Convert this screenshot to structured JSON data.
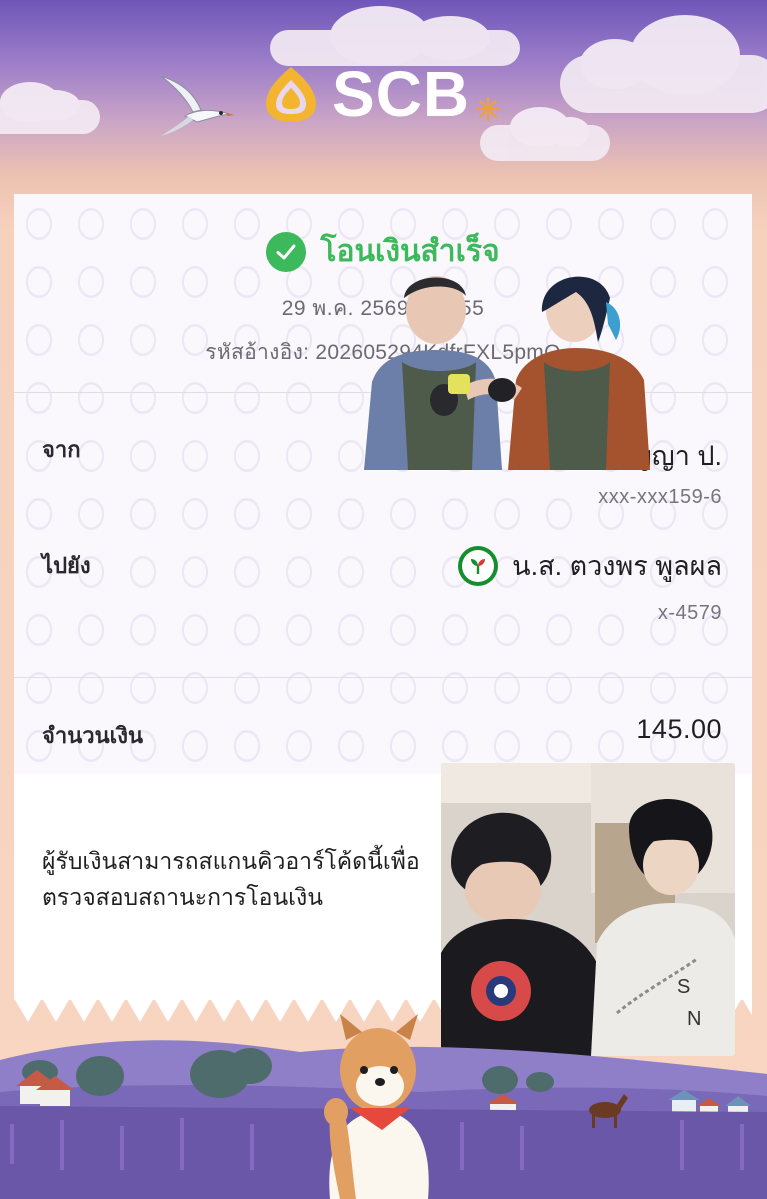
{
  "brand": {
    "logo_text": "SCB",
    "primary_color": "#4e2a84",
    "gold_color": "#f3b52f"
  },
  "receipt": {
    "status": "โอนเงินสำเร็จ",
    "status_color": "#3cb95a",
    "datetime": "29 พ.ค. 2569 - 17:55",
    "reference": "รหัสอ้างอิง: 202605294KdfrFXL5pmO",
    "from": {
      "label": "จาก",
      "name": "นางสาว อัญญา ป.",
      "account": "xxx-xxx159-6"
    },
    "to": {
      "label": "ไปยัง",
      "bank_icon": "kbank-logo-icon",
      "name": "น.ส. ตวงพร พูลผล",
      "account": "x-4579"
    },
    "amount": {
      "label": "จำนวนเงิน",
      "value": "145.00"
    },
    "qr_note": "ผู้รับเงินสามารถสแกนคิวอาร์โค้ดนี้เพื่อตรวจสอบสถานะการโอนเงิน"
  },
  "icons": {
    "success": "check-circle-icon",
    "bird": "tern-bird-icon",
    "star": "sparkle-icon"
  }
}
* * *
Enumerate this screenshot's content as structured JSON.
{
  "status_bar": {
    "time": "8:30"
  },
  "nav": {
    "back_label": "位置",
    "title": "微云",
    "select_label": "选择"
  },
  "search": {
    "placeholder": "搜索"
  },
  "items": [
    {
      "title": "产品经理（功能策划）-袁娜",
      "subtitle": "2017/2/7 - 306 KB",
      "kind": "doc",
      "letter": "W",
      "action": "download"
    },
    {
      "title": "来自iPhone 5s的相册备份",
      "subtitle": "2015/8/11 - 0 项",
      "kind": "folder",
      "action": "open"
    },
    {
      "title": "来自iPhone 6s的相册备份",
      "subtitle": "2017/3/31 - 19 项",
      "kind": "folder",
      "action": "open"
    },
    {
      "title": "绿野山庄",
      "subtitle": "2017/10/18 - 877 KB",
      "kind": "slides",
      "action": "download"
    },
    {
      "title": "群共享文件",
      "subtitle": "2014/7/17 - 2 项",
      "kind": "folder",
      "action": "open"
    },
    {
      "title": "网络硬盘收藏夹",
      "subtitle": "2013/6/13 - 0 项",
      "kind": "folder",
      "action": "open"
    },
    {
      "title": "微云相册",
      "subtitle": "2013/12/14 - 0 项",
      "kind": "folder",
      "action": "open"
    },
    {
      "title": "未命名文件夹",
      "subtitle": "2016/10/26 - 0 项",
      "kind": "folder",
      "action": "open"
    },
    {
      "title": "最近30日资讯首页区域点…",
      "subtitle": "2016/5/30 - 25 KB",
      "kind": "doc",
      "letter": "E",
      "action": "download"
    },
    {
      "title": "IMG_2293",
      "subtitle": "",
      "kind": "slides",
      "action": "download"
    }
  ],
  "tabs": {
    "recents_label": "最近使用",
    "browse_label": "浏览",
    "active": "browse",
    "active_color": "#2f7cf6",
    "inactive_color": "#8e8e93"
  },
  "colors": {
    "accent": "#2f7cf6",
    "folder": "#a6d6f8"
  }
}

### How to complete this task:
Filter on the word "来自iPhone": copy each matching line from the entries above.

### Result of the exercise:
      "title": "来自iPhone 5s的相册备份",
      "title": "来自iPhone 6s的相册备份",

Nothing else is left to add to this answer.